What is the name of the city or town that you are reporting on?
Name three things that you wish you had brought and three you wish you had left at home.
I'll give the tip that it's always a good idea to bring at least one professional/business attire type of outfit and perhaps formal wear. Costa Ricans ("Ticos") take a bit of pride on appearance and do not appreciate the fresh off the beach, "dirty gringo" look of most tourists if you are applying for a job, etc.
Moving to Costa Rica
Moving to Costa Rica soon? Crown Relocations owns and operates over 207 facilities in almost 54 countries. Their global network means they're unique in the relocations business and they're able to use Crown crews and vehicles wherever possible. Get a quote online today.
What advice would you give someone preparing to move to your area about the actual move, choosing a neighborhood and finding a home?
Travel there first, travel around the country and find a place/local people that suit your tastes. Everyone in the country is generally friendly. I don't know why the other guy seemed to have problems making friends with Costa Ricans. Perhaps he is the type of foreigner who has difficulty adjusting to different cultures/places and ways of life. Costa Ricans are not "in your face" friendly or over the top outgoing by any means. They are, however, genuinely friendly if you're respectful and considerate of their space, culture, customs, etc.
What type of housing do you live in? Is this typical for most expats in your area?
Housing can be very cheap, especially if you rent out a room from a Costa Rican family. While the family's home (bathroom especially) may not be of the same type that a middle-class American is used to, it is the best way to get to know your new home country's people. If you want, you could even rent out a room at a backpackers' type of hotel or hostel for cheap rates, too. I've stayed in simple beach-front hotels for US $9 a night!
How did you choose your neighborhood and find your home or apartment?
I just wanted to clear up some of the bad reviews of the other guy who posted before me about San Jose, Costa Rica. First of all, if you are planning on moving to Costa Rica for whatever ex-pat experience, if possible, avoid San Jose. It is a very crowded, dense little city that is not all that interesting. Also, foreigners are more susceptible to theft here. That being said, get out of San Jose and live in any of the other great towns all throughout this beautiful country. True, transportation can be mediocre (if insisting on travelling budget), but it definately suffices. It's a small country and travelling from the Pacific to the Carribean can be done in one long day even on the slowest, cheapest bussed routes available.
Expats living in Costa Rica interested in expat health insurance should take a minute to get a quote from our trusted expat health insurance partner, CIGNA.
Are your housing costs higher or lower than they were in your home country? What is the average cost of housing there?

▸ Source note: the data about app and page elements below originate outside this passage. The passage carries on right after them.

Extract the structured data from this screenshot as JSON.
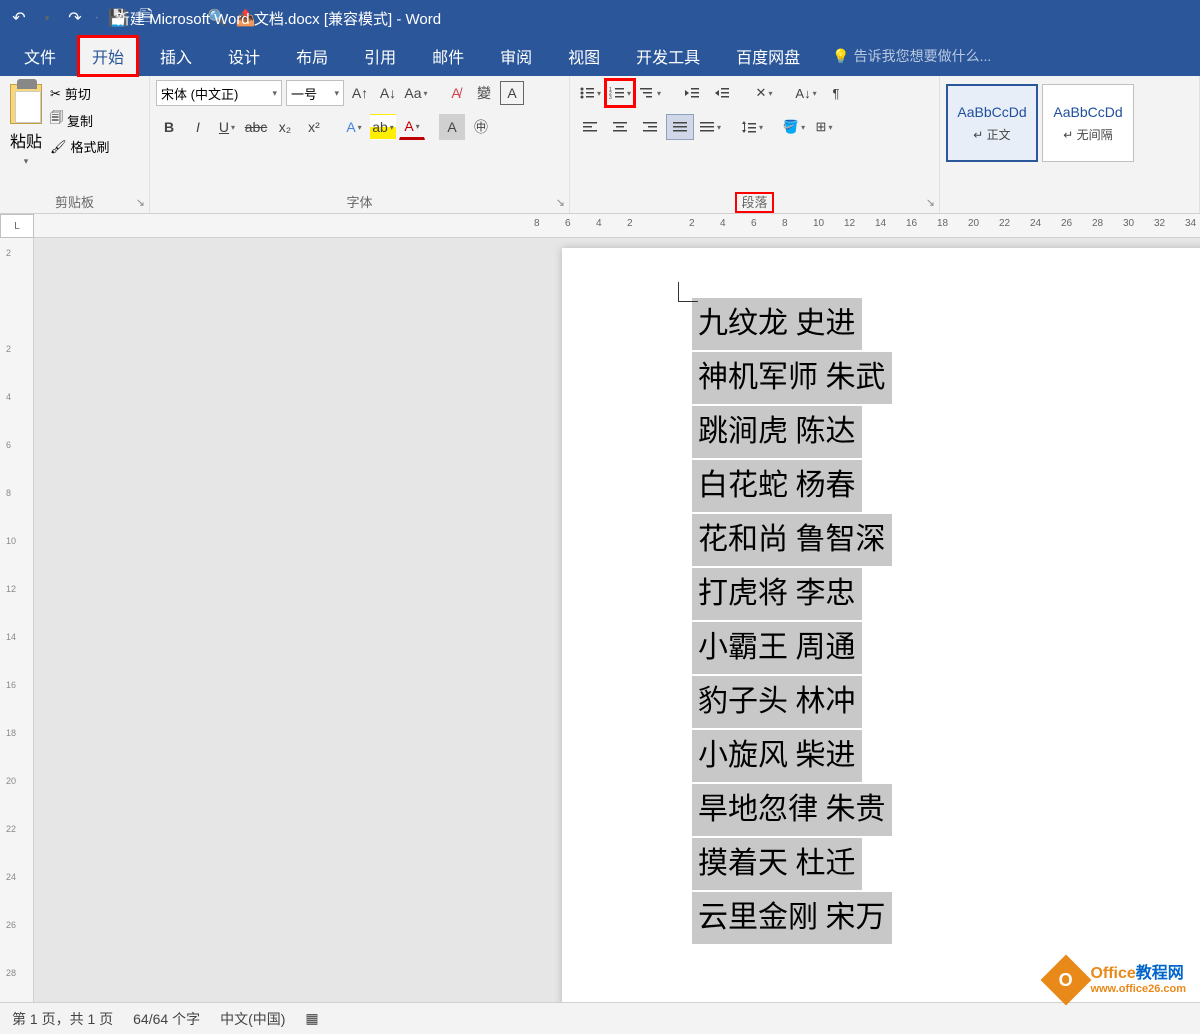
{
  "title": "新建 Microsoft Word 文档.docx [兼容模式] - Word",
  "tabs": {
    "file": "文件",
    "home": "开始",
    "insert": "插入",
    "design": "设计",
    "layout": "布局",
    "references": "引用",
    "mailings": "邮件",
    "review": "审阅",
    "view": "视图",
    "developer": "开发工具",
    "baidu": "百度网盘"
  },
  "tell_me": "告诉我您想要做什么...",
  "clipboard": {
    "label": "剪贴板",
    "paste": "粘贴",
    "cut": "剪切",
    "copy": "复制",
    "format_painter": "格式刷"
  },
  "font": {
    "label": "字体",
    "name": "宋体 (中文正)",
    "size": "一号"
  },
  "paragraph": {
    "label": "段落"
  },
  "styles": {
    "preview": "AaBbCcDd",
    "normal": "↵ 正文",
    "no_spacing": "↵ 无间隔"
  },
  "ruler_corner": "L",
  "hruler_ticks": [
    "8",
    "6",
    "4",
    "2",
    "",
    "2",
    "4",
    "6",
    "8",
    "10",
    "12",
    "14",
    "16",
    "18",
    "20",
    "22",
    "24",
    "26",
    "28",
    "30",
    "32",
    "34"
  ],
  "vruler_ticks": [
    "2",
    "",
    "2",
    "4",
    "6",
    "8",
    "10",
    "12",
    "14",
    "16",
    "18",
    "20",
    "22",
    "24",
    "26",
    "28"
  ],
  "document_lines": [
    "九纹龙  史进",
    "神机军师  朱武",
    "跳涧虎  陈达",
    "白花蛇  杨春",
    "花和尚  鲁智深",
    "打虎将  李忠",
    "小霸王  周通",
    "豹子头  林冲",
    "小旋风  柴进",
    "旱地忽律  朱贵",
    "摸着天  杜迁",
    "云里金刚  宋万"
  ],
  "statusbar": {
    "page": "第 1 页，共 1 页",
    "words": "64/64 个字",
    "lang": "中文(中国)"
  },
  "watermark": {
    "brand1": "Office",
    "brand2": "教程网",
    "url": "www.office26.com"
  }
}
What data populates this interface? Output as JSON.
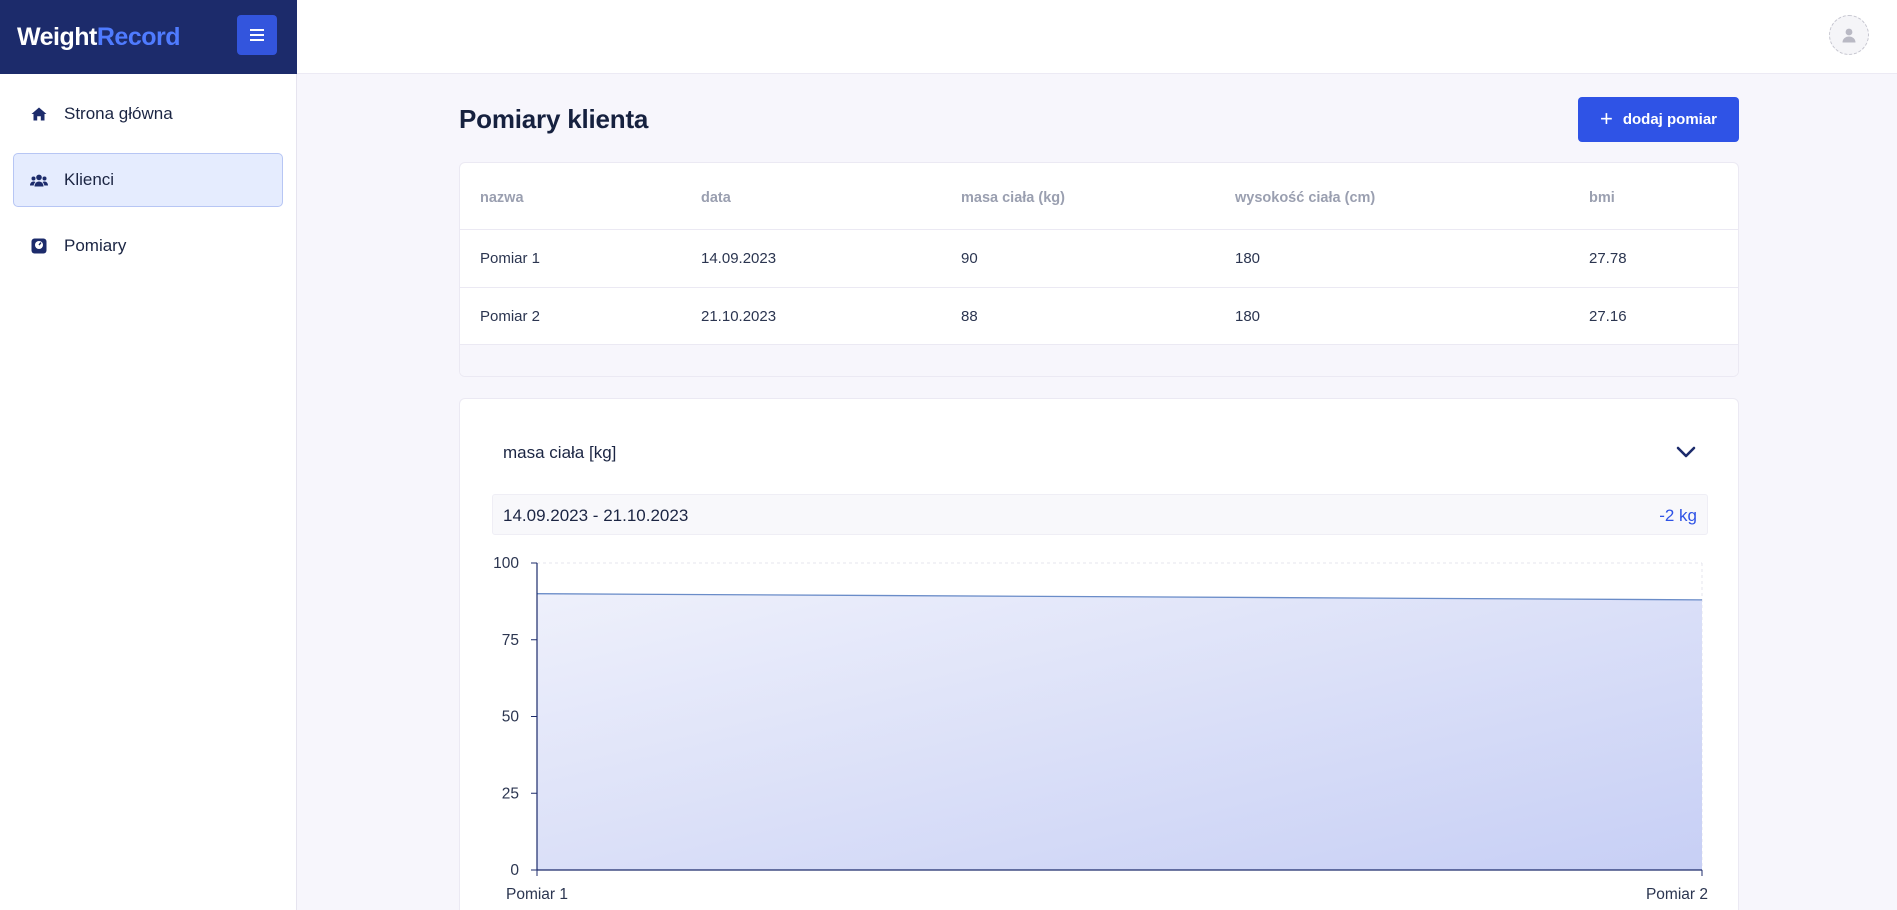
{
  "app": {
    "brand_main": "Weight",
    "brand_accent": "Record"
  },
  "sidebar": {
    "items": [
      {
        "label": "Strona główna",
        "icon": "home-icon"
      },
      {
        "label": "Klienci",
        "icon": "users-icon",
        "active": true
      },
      {
        "label": "Pomiary",
        "icon": "scale-icon"
      }
    ]
  },
  "main": {
    "title": "Pomiary klienta",
    "add_button": "dodaj pomiar",
    "table": {
      "columns": [
        "nazwa",
        "data",
        "masa ciała (kg)",
        "wysokość ciała (cm)",
        "bmi"
      ],
      "rows": [
        [
          "Pomiar 1",
          "14.09.2023",
          "90",
          "180",
          "27.78"
        ],
        [
          "Pomiar 2",
          "21.10.2023",
          "88",
          "180",
          "27.16"
        ]
      ]
    },
    "chart_panel": {
      "select_label": "masa ciała [kg]",
      "range": "14.09.2023 - 21.10.2023",
      "diff": "-2 kg"
    }
  },
  "colors": {
    "accent": "#2f53e6",
    "brand_bg": "#1c2b6b",
    "line": "#6a8cc8"
  },
  "chart_data": {
    "type": "area",
    "categories": [
      "Pomiar 1",
      "Pomiar 2"
    ],
    "series": [
      {
        "values": [
          90,
          88
        ]
      }
    ],
    "ylim": [
      0,
      100
    ],
    "yticks": [
      "0",
      "25",
      "50",
      "75",
      "100"
    ],
    "grid": true
  }
}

Cheaper, undoubtedly. Unless you want to live in the most expensive/foreign-overrun areas of the country or unless you insist on staying in the same level of housing that you stay in back in the states. Costa Rica is not the USA. It's Costa Rica. Learn to live more simply, you probably won't miss it in the long run!